In recap, this alleged instance of a self-driving truck that drove miraculously to deliver beer, actually consisted of a self-driving truck that only drove on the open highway, and only when it was cleared beforehand of any kind of obstructions, and only when surrounded by a cocoon of protective human driven vehicles, and did not drive the entire end-to-end trek and did not encounter anything other than what it had already been able to glean by having repeatedly driven the route beforehand.

Ouch! I almost feel like this is the famous case of cold nuclear fusion in a jar. Back in the late 1980s, some physicists claimed they could generate nuclear fusion in a jar at room temperatures. The world became ecstatic that inexpensive nuclear energy could be harnessed and so readily made available. Imagine the possibilities and how this would impact society. Ultimately, no one could replicate their claims. It became known as a case of scientific wishful thinking.
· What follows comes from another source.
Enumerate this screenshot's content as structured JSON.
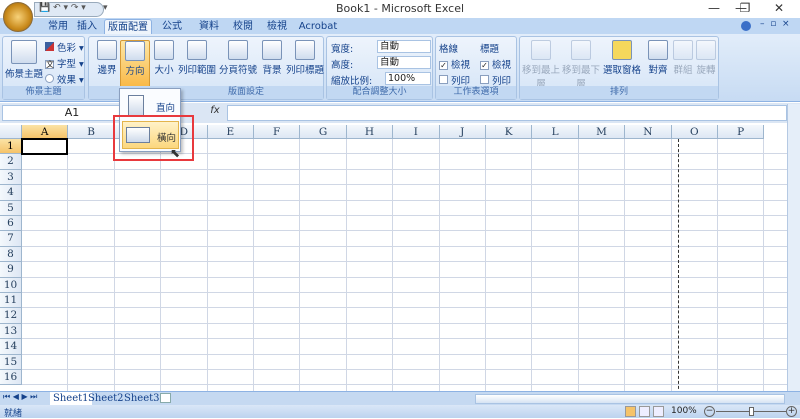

The recent spate of road trips with self-driving trucks and cars are very much the same kind of scientific wishful thinking. Those self-driving trucks and cars that we see in glossy videos are not really at the true Level 5 as yet. I believe firmly that we will get there. But we are not there yet, and we still have quite a distance to go. I appreciate that these stunts are helping to spur money and attention toward gaining progress on true self-driving capabilities.  At the same time, I urge us to all carefully look behind the curtain so that we do not get lulled into believing that these capabilities are here when they are not yet here. The next time you see some kind of self-driving truck or car demonstration, don’t let them keep you away from the stage, and instead get up into the magical wizardry and make sure that what you are seeing is more than just smoke and mirrors.

I realize it is considered the unspoken ethics of all magicians to not reveal their secrets, but this is a case where I felt the public good outweighed my staying mum on how these seemingly impressive tricks are being performed. I hope to soon be able to say that I saw a self-driving truck or car that did its magic without resorting to any magical trickery. I’ll let you know when that happens. Presto!